Kay Po

Tucked away and hidden back down a narrow alley somewhere near the center of the village of Anse-a-Galets is the “Kay Po.”  The Poor House as it is known to the locals.  In the poorest Western Hemisphere country, in one of the poorest sections of that country is this little “kay po,” the poor house.  Where the poorest of the poorest of the poorest live, er… exist.  About 20 of them, young children to old adults cohabiting this tiny, dingy, filthy place. Many are crippled. A few of them are blind. One guy is missing a leg. One little child runs around naked. It is heartbreaking even to the most seasoned of Haiti travelers. The “house” is really two small little buildings with a total of 5 rooms… dark and dirty.  The people live in a state of hunger and thirst.

I brought a team down last October/November and introduced them to the people of Kay Po and they did many things during the two weeks there (washed the black walls and painted them light yellow, poured nice smooth cement floors to replace the dirt ones, distributed clothes, supplied them with food, played with the kids, and basically just loved on them.  There are many stories and memories of those two weeks, vignettes of the love of Jesus being experienced all over the place.

Here’s one…
Dawn, a nurse who works in my office, gave manicures and pedicures to several of the elderly people.  Their nails were so long and curled and thick and filthy (it’s not like they had water to wash with). She especially “took” to an old woman called Lizena.  She moved slowly and hunched over a bit. She could see some, but you could tell she had catarracts and couldn’t see all that well. Dawn spent a lot of time with Lizena, talking sweet to her. She soaked and scrubbed and washed Lizena’s hands and feet, then applied a beautiful polish to them.

By late in our time there, most of the others in the kay po had received clothes that we had brought down, but for some reason, Lizena hadn’t gotten anything yet and Dawn had intended to find her something before we left for home.  Problem was… Hurricane Tomas decided to pay a visit and we had to high-tail it home a day early (a harrowing story I’ll share another time), and Lizena got nothing.

This has bothered Dawn ever since.
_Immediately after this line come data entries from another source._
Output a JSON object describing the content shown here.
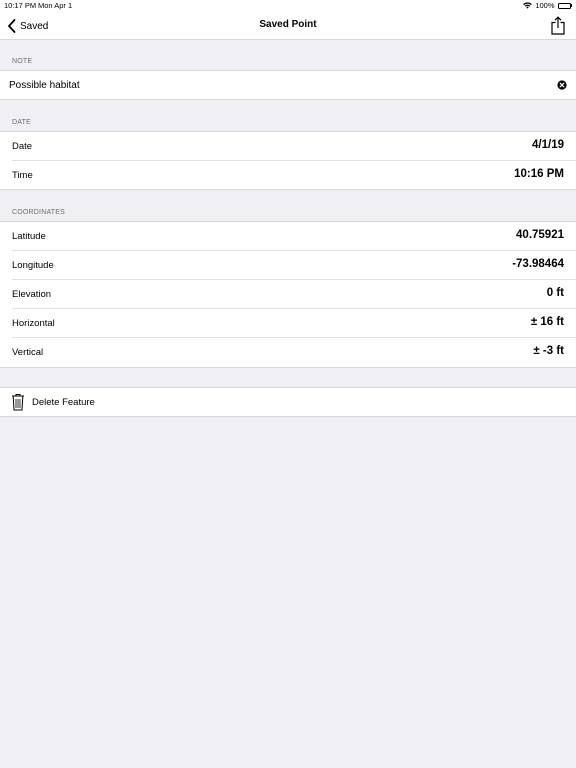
{
  "status_bar": {
    "time": "10:17 PM",
    "date": "Mon Apr 1",
    "battery_percent": "100%",
    "wifi_icon": "wifi-icon",
    "battery_icon": "battery-icon"
  },
  "nav": {
    "back_label": "Saved",
    "title": "Saved Point",
    "share_icon": "share-icon"
  },
  "note_section": {
    "header": "NOTE",
    "value": "Possible habitat",
    "clear_icon": "clear-icon"
  },
  "date_section": {
    "header": "DATE",
    "rows": [
      {
        "label": "Date",
        "value": "4/1/19"
      },
      {
        "label": "Time",
        "value": "10:16 PM"
      }
    ]
  },
  "coordinates_section": {
    "header": "COORDINATES",
    "rows": [
      {
        "label": "Latitude",
        "value": "40.75921"
      },
      {
        "label": "Longitude",
        "value": "-73.98464"
      },
      {
        "label": "Elevation",
        "value": "0 ft"
      },
      {
        "label": "Horizontal",
        "value": "± 16 ft"
      },
      {
        "label": "Vertical",
        "value": "± -3 ft"
      }
    ]
  },
  "actions": {
    "delete_label": "Delete Feature",
    "delete_icon": "trash-icon"
  }
}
So when she found out I was going down a few weeks ago, Dawn found a nice blue dress she thought Lizena would like and asked if I’d mind going down to the kay po and find Lizena and give her the dress.
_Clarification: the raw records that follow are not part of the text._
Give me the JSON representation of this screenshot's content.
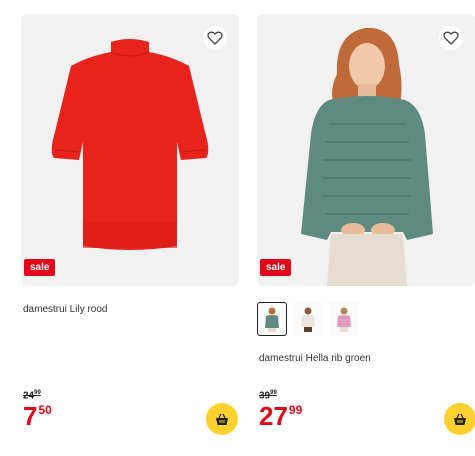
{
  "products": [
    {
      "title": "damestrui Lily rood",
      "badge": "sale",
      "old_price_main": "24",
      "old_price_frac": "99",
      "price_main": "7",
      "price_frac": "50"
    },
    {
      "title": "damestrui Hella rib groen",
      "badge": "sale",
      "old_price_main": "39",
      "old_price_frac": "99",
      "price_main": "27",
      "price_frac": "99",
      "swatches": [
        "green",
        "white",
        "pink"
      ]
    }
  ],
  "colors": {
    "sale": "#e3061b",
    "cart": "#ffd12e",
    "sweater_red": "#e8231c",
    "sweater_green": "#5f8a7f"
  },
  "icons": {
    "favorite": "heart-outline-icon",
    "cart": "shopping-basket-icon"
  }
}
The pictures tell the story. Click on them to get a better look. See how beautiful Lizena is.

There are not many people on this earth that know about kay po.  But I do, and Dawn does, and a few others.  When I stopped by a couple weeks ago they had no food. Except for a half wheelbarrow of half-rotted mangoes they had no food, because I checked.  So I did what I felt Jesus might do in that situation. I bought them some rice and beans and oil and charcoal to cook it with.  Totaled about a hundred bucks and I calculated it would last them two weeks.  Good news: that was a pretty good way to spend a hundred dollars.  Bad news: that was about two weeks ago.

Kay Po would be such a great starfish.